“There is a real risk that the inability of taxpayers to obtain assistance from the government, and their consequent frustration, will lead to less voluntary compliance and more enforced compliance,” the report stated.

Another problem, Olson said, is the agency’s emphasis on automating services. “The IRS’ vision of the future rests on a mistaken assumption that it can save dollars and maintain voluntary compliance by automating taxpayer service and issue resolution and getting out of the business of dealing with taxpayers directly in person or by phone,” Olson said.

Taxpayers need to be able to talk to IRS employees to convey their unique circumstances, the report said. “IRS should want to talk with these taxpayers, because each conversation provides an opportunity for it to understand the taxpayer’s facts and circumstances, recognize a situation that presents a different issue, educate the taxpayer about what is required for full compliance and provide full resolution to the taxpayer’s problem.”

The National Treasury Employees Union blamed the IRS’ problems squarely on Congress, calling the customer service declines documented in Olson’s report shocking.

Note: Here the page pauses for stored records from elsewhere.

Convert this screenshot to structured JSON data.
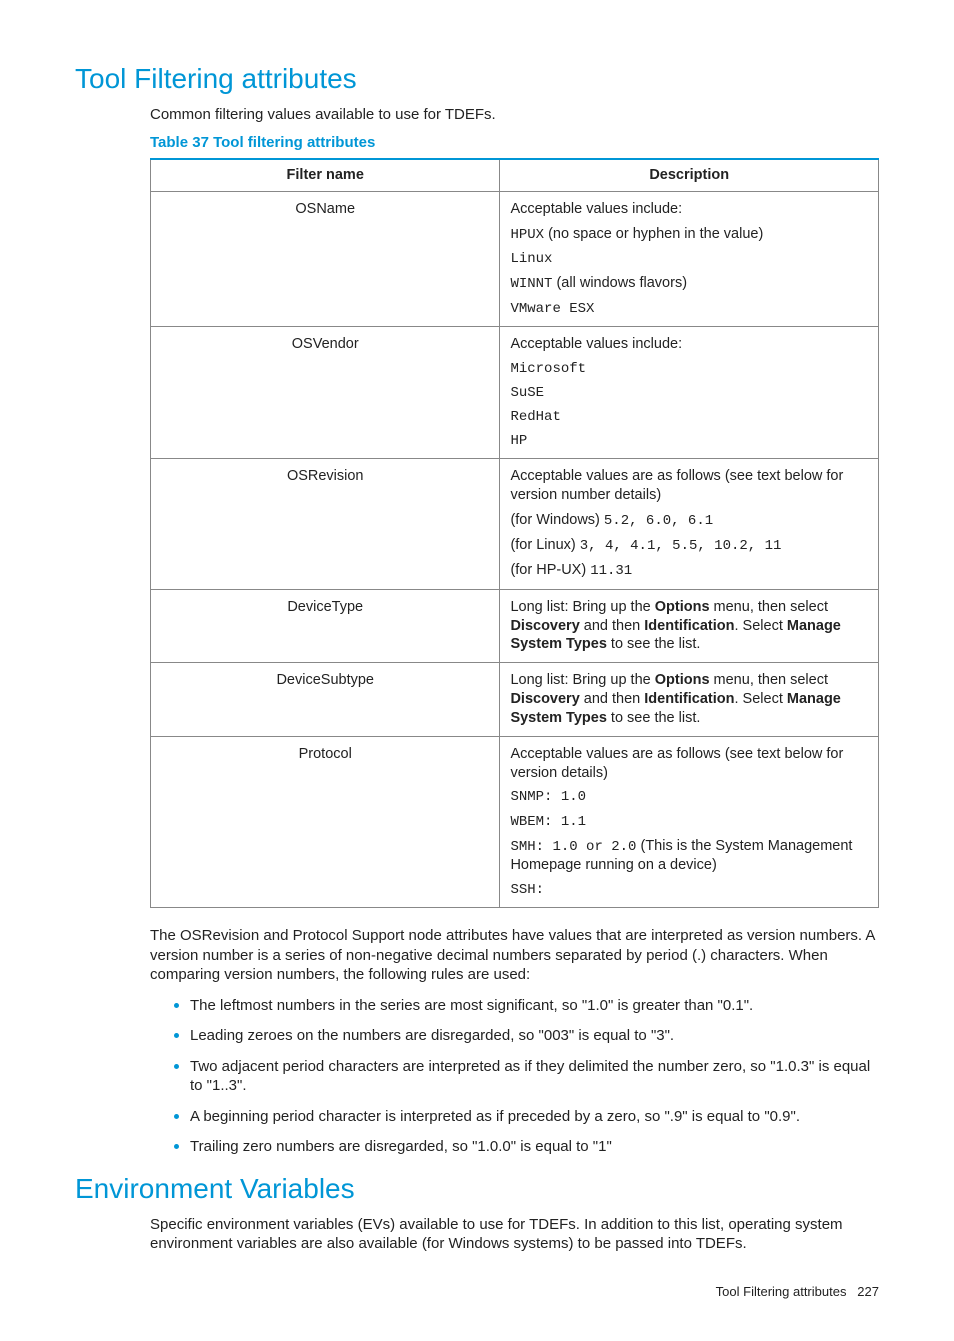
{
  "section1_title": "Tool Filtering attributes",
  "section1_intro": "Common filtering values available to use for TDEFs.",
  "table_caption": "Table 37 Tool filtering attributes",
  "columns": {
    "name": "Filter name",
    "desc": "Description"
  },
  "rows": {
    "osname": {
      "name": "OSName",
      "p1": "Acceptable values include:",
      "p2a": "HPUX",
      "p2b": " (no space or hyphen in the value)",
      "p3": "Linux",
      "p4a": "WINNT",
      "p4b": " (all windows flavors)",
      "p5": "VMware ESX"
    },
    "osvendor": {
      "name": "OSVendor",
      "p1": "Acceptable values include:",
      "p2": "Microsoft",
      "p3": "SuSE",
      "p4": "RedHat",
      "p5": "HP"
    },
    "osrevision": {
      "name": "OSRevision",
      "p1": "Acceptable values are as follows (see text below for version number details)",
      "p2a": "(for Windows) ",
      "p2b": "5.2, 6.0, 6.1",
      "p3a": "(for Linux) ",
      "p3b": "3, 4, 4.1, 5.5, 10.2, 11",
      "p4a": "(for HP-UX) ",
      "p4b": "11.31"
    },
    "devicetype": {
      "name": "DeviceType",
      "t1": "Long list: Bring up the ",
      "b1": "Options",
      "t2": " menu, then select ",
      "b2": "Discovery",
      "t3": " and then ",
      "b3": "Identification",
      "t4": ". Select ",
      "b4": "Manage System Types",
      "t5": " to see the list."
    },
    "devicesubtype": {
      "name": "DeviceSubtype",
      "t1": "Long list: Bring up the ",
      "b1": "Options",
      "t2": " menu, then select ",
      "b2": "Discovery",
      "t3": " and then ",
      "b3": "Identification",
      "t4": ". Select ",
      "b4": "Manage System Types",
      "t5": " to see the list."
    },
    "protocol": {
      "name": "Protocol",
      "p1": "Acceptable values are as follows (see text below for version details)",
      "p2": "SNMP: 1.0",
      "p3": "WBEM: 1.1",
      "p4a": "SMH: 1.0 or 2.0",
      "p4b": " (This is the System Management Homepage running on a device)",
      "p5": "SSH:"
    }
  },
  "para_after_table": "The OSRevision and Protocol Support node attributes have values that are interpreted as version numbers. A version number is a series of non-negative decimal numbers separated by period (.) characters. When comparing version numbers, the following rules are used:",
  "bullets": [
    "The leftmost numbers in the series are most significant, so \"1.0\" is greater than \"0.1\".",
    "Leading zeroes on the numbers are disregarded, so \"003\" is equal to \"3\".",
    "Two adjacent period characters are interpreted as if they delimited the number zero, so \"1.0.3\" is equal to \"1..3\".",
    "A beginning period character is interpreted as if preceded by a zero, so \".9\" is equal to \"0.9\".",
    "Trailing zero numbers are disregarded, so \"1.0.0\" is equal to \"1\""
  ],
  "section2_title": "Environment Variables",
  "section2_intro": "Specific environment variables (EVs) available to use for TDEFs. In addition to this list, operating system environment variables are also available (for Windows systems) to be passed into TDEFs.",
  "footer_text": "Tool Filtering attributes",
  "footer_page": "227"
}
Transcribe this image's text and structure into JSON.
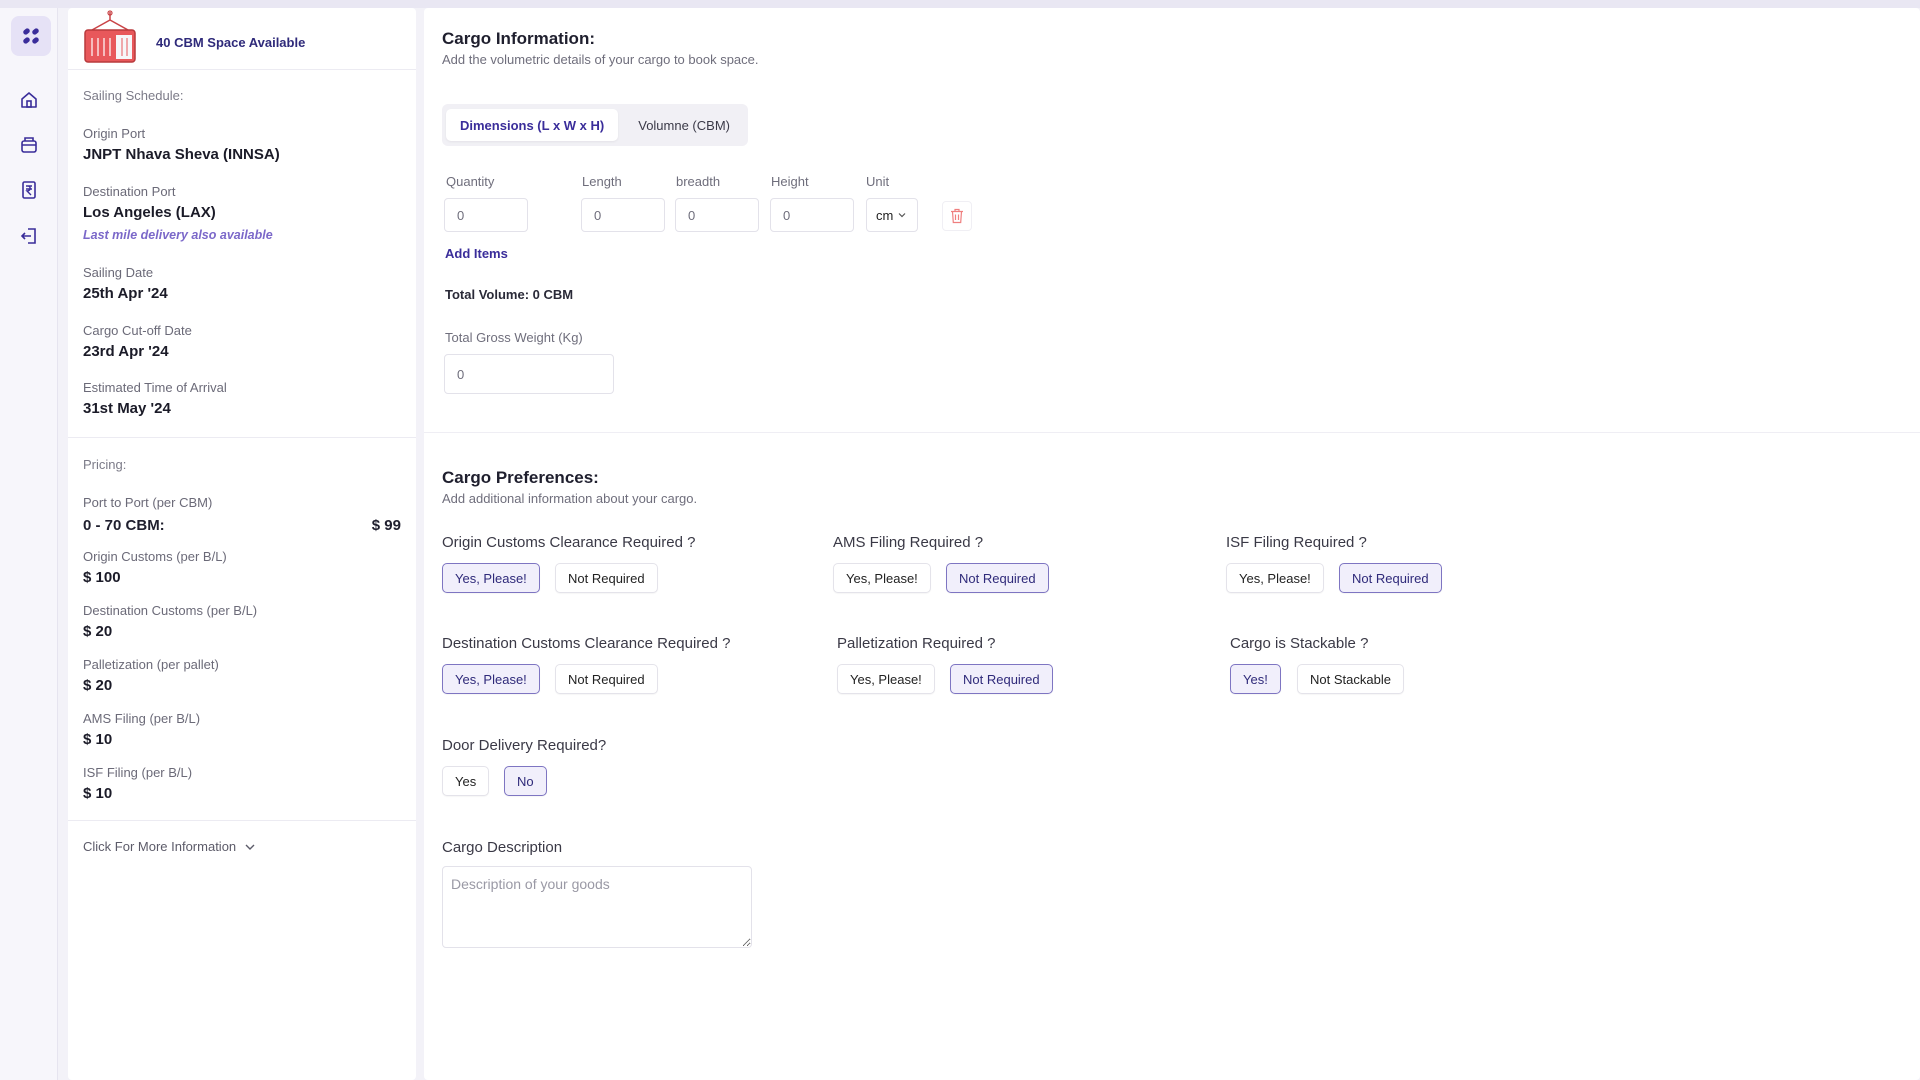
{
  "colors": {
    "accent": "#3a2d9a",
    "accent_light": "#f1effb",
    "accent_border": "#7e75c2",
    "container_red": "#e8585b",
    "link_italic": "#7b68c9"
  },
  "rail": {
    "items": [
      "home-icon",
      "box-icon",
      "invoice-icon",
      "logout-icon"
    ]
  },
  "summary": {
    "space_text": "40 CBM Space Available",
    "sailing_label": "Sailing Schedule:",
    "origin_label": "Origin Port",
    "origin_value": "JNPT Nhava Sheva (INNSA)",
    "dest_label": "Destination Port",
    "dest_value": "Los Angeles (LAX)",
    "last_mile": "Last mile delivery also available",
    "sailing_date_label": "Sailing Date",
    "sailing_date_value": "25th Apr '24",
    "cutoff_label": "Cargo Cut-off Date",
    "cutoff_value": "23rd Apr '24",
    "eta_label": "Estimated Time of Arrival",
    "eta_value": "31st May '24",
    "pricing_label": "Pricing:",
    "p2p_label": "Port to Port (per CBM)",
    "p2p_range": "0 - 70 CBM:",
    "p2p_price": "$ 99",
    "oc_label": "Origin Customs (per B/L)",
    "oc_value": "$ 100",
    "dc_label": "Destination Customs (per B/L)",
    "dc_value": "$ 20",
    "pal_label": "Palletization (per pallet)",
    "pal_value": "$ 20",
    "ams_label": "AMS Filing (per B/L)",
    "ams_value": "$ 10",
    "isf_label": "ISF Filing (per B/L)",
    "isf_value": "$ 10",
    "more": "Click For More Information"
  },
  "cargo_info": {
    "title": "Cargo Information:",
    "subtitle": "Add the volumetric details of your cargo to book space.",
    "tab_dimensions": "Dimensions (L x W x H)",
    "tab_volume": "Volumne (CBM)",
    "quantity_label": "Quantity",
    "length_label": "Length",
    "breadth_label": "breadth",
    "height_label": "Height",
    "unit_label": "Unit",
    "quantity": "0",
    "length": "0",
    "breadth": "0",
    "height": "0",
    "unit": "cm",
    "add_items": "Add Items",
    "total_volume": "Total Volume: 0 CBM",
    "gross_weight_label": "Total Gross Weight (Kg)",
    "gross_weight": "0"
  },
  "prefs": {
    "title": "Cargo Preferences:",
    "subtitle": "Add additional information about your cargo.",
    "origin_customs_q": "Origin Customs Clearance Required ?",
    "ams_q": "AMS Filing Required ?",
    "isf_q": "ISF Filing Required ?",
    "dest_customs_q": "Destination Customs Clearance Required ?",
    "pallet_q": "Palletization Required ?",
    "stack_q": "Cargo is Stackable ?",
    "door_q": "Door Delivery Required?",
    "yes_please": "Yes, Please!",
    "not_required": "Not Required",
    "yes_excl": "Yes!",
    "not_stackable": "Not Stackable",
    "yes": "Yes",
    "no": "No",
    "desc_label": "Cargo Description",
    "desc_placeholder": "Description of your goods"
  }
}
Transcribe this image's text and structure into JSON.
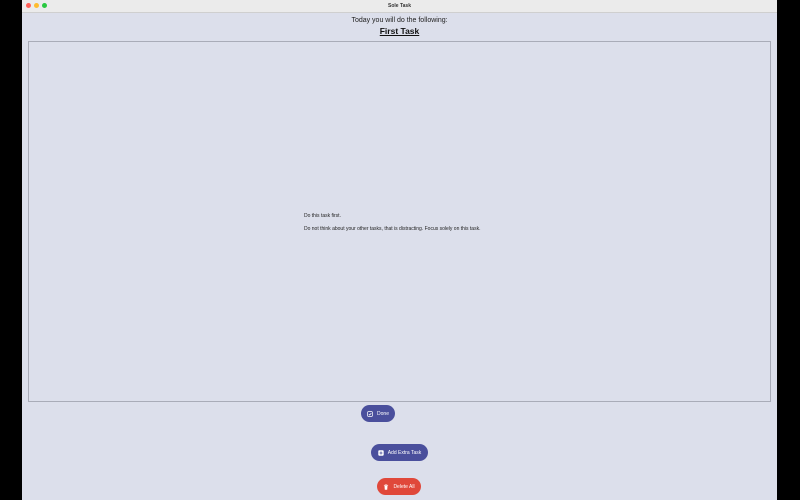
{
  "window": {
    "title": "Sole Task"
  },
  "header": {
    "prompt": "Today you will do the following:",
    "task_title": "First Task"
  },
  "task": {
    "description_line1": "Do this task first.",
    "description_line2": "Do not think about your other tasks, that is distracting. Focus solely on this task."
  },
  "buttons": {
    "done_label": "Done",
    "done_icon": "checkbox-icon",
    "add_label": "Add Extra Task",
    "add_icon": "plus-square-icon",
    "delete_label": "Delete All",
    "delete_icon": "trash-icon"
  },
  "colors": {
    "background": "#dcdfeb",
    "primary_button": "#4a4f9c",
    "danger_button": "#e0483a"
  }
}
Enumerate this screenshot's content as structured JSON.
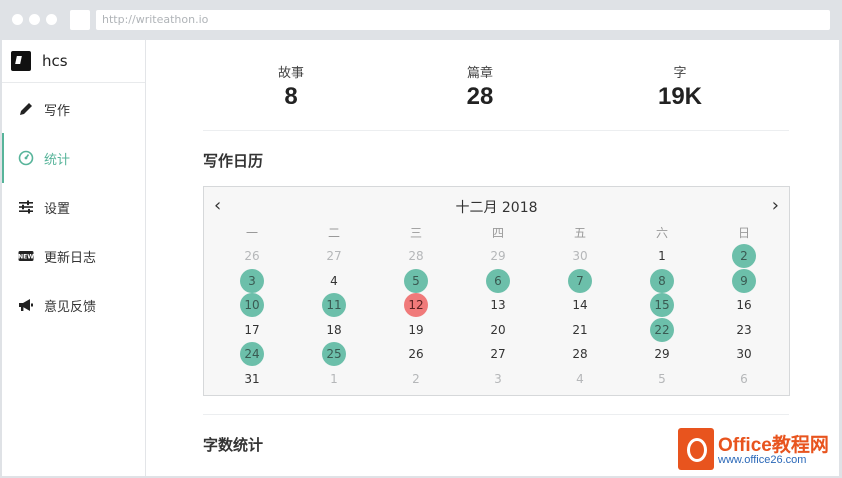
{
  "browser": {
    "url": "http://writeathon.io"
  },
  "brand": {
    "name": "hcs"
  },
  "sidebar": {
    "items": [
      {
        "label": "写作",
        "icon": "pencil-icon"
      },
      {
        "label": "统计",
        "icon": "gauge-icon",
        "active": true
      },
      {
        "label": "设置",
        "icon": "sliders-icon"
      },
      {
        "label": "更新日志",
        "icon": "new-badge-icon"
      },
      {
        "label": "意见反馈",
        "icon": "megaphone-icon"
      }
    ]
  },
  "stats": [
    {
      "label": "故事",
      "value": "8"
    },
    {
      "label": "篇章",
      "value": "28"
    },
    {
      "label": "字",
      "value": "19K"
    }
  ],
  "sections": {
    "calendar_title": "写作日历",
    "word_stats_title": "字数统计"
  },
  "calendar": {
    "month_label": "十二月 2018",
    "prev": "‹",
    "next": "›",
    "weekdays": [
      "一",
      "二",
      "三",
      "四",
      "五",
      "六",
      "日"
    ],
    "weeks": [
      [
        [
          "26",
          "muted"
        ],
        [
          "27",
          "muted"
        ],
        [
          "28",
          "muted"
        ],
        [
          "29",
          "muted"
        ],
        [
          "30",
          "muted"
        ],
        [
          "1",
          ""
        ],
        [
          "2",
          "green"
        ]
      ],
      [
        [
          "3",
          "green"
        ],
        [
          "4",
          ""
        ],
        [
          "5",
          "green"
        ],
        [
          "6",
          "green"
        ],
        [
          "7",
          "green"
        ],
        [
          "8",
          "green"
        ],
        [
          "9",
          "green"
        ]
      ],
      [
        [
          "10",
          "green"
        ],
        [
          "11",
          "green"
        ],
        [
          "12",
          "red"
        ],
        [
          "13",
          ""
        ],
        [
          "14",
          ""
        ],
        [
          "15",
          "green"
        ],
        [
          "16",
          ""
        ]
      ],
      [
        [
          "17",
          ""
        ],
        [
          "18",
          ""
        ],
        [
          "19",
          ""
        ],
        [
          "20",
          ""
        ],
        [
          "21",
          ""
        ],
        [
          "22",
          "green"
        ],
        [
          "23",
          ""
        ]
      ],
      [
        [
          "24",
          "green"
        ],
        [
          "25",
          "green"
        ],
        [
          "26",
          ""
        ],
        [
          "27",
          ""
        ],
        [
          "28",
          ""
        ],
        [
          "29",
          ""
        ],
        [
          "30",
          ""
        ]
      ],
      [
        [
          "31",
          ""
        ],
        [
          "1",
          "muted"
        ],
        [
          "2",
          "muted"
        ],
        [
          "3",
          "muted"
        ],
        [
          "4",
          "muted"
        ],
        [
          "5",
          "muted"
        ],
        [
          "6",
          "muted"
        ]
      ]
    ]
  },
  "colors": {
    "accent": "#57b49a",
    "marked_day": "#6cbfaa",
    "today": "#f07a7a"
  },
  "watermark": {
    "title": "Office教程网",
    "url": "www.office26.com"
  }
}
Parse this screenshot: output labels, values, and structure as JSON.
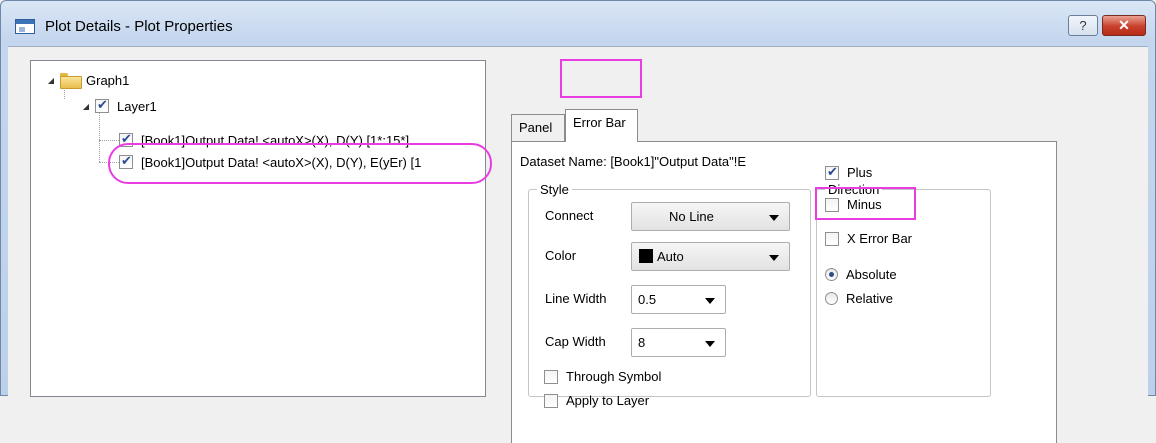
{
  "window": {
    "title": "Plot Details - Plot Properties",
    "help_label": "?",
    "close_label": "✕"
  },
  "tree": {
    "graph": "Graph1",
    "layer": "Layer1",
    "plots": [
      "[Book1]Output Data! <autoX>(X), D(Y) [1*:15*]",
      "[Book1]Output Data! <autoX>(X), D(Y), E(yEr) [1"
    ]
  },
  "tabs": [
    "Panel",
    "Error Bar"
  ],
  "dataset_name": "Dataset Name: [Book1]\"Output Data\"!E",
  "style": {
    "legend": "Style",
    "connect_label": "Connect",
    "connect_value": "No Line",
    "color_label": "Color",
    "color_value": "Auto",
    "line_width_label": "Line Width",
    "line_width_value": "0.5",
    "cap_width_label": "Cap Width",
    "cap_width_value": "8",
    "through_symbol": "Through Symbol",
    "apply_to_layer": "Apply to Layer"
  },
  "direction": {
    "legend": "Direction",
    "plus": "Plus",
    "minus": "Minus",
    "x_error_bar": "X Error Bar",
    "absolute": "Absolute",
    "relative": "Relative"
  },
  "colors": {
    "highlight": "#e83ee0",
    "close_button": "#c8402b",
    "color_swatch": "#000000"
  }
}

“It is disgraceful that Congress has allowed the level of service to taxpayers to fall so low,” NTEU President Colleen Kelley said in a statement. “These dramatic declines are a direct result of severe cuts to the IRS budget.”

Sen. Chuck Grassley, R-Iowa, also lamented IRS’ poor service record, but used the report as an opportunity to advocate legislation he introduced in June to “hold the IRS accountable to the public.” Grassley’s Taxpayer Bill of Rights Enhancement Act (S. 1578) would increase penalties on IRS employees for unauthorized disclosure of private taxpayer information and crack down on the use of private email for official business. The bill also permits the Treasury Department to provide status updates, and in certain instances requires status updates, regarding investigations into misconduct by IRS employees or certain third parties. It is similar to parts of a bill the House passed in April.

“Clearly, the IRS needs to dial up better service to taxpayers, rather than hanging up on those who have questions filing their returns,” Grassley said in a statement. “The IRS commissioner this spring predicted an ‘abysmal’ level of customer service during this tax filing season, and by that measure, it appears the agency beat those low expectations by a country mile.”

Charles S. Clark contributed to this report.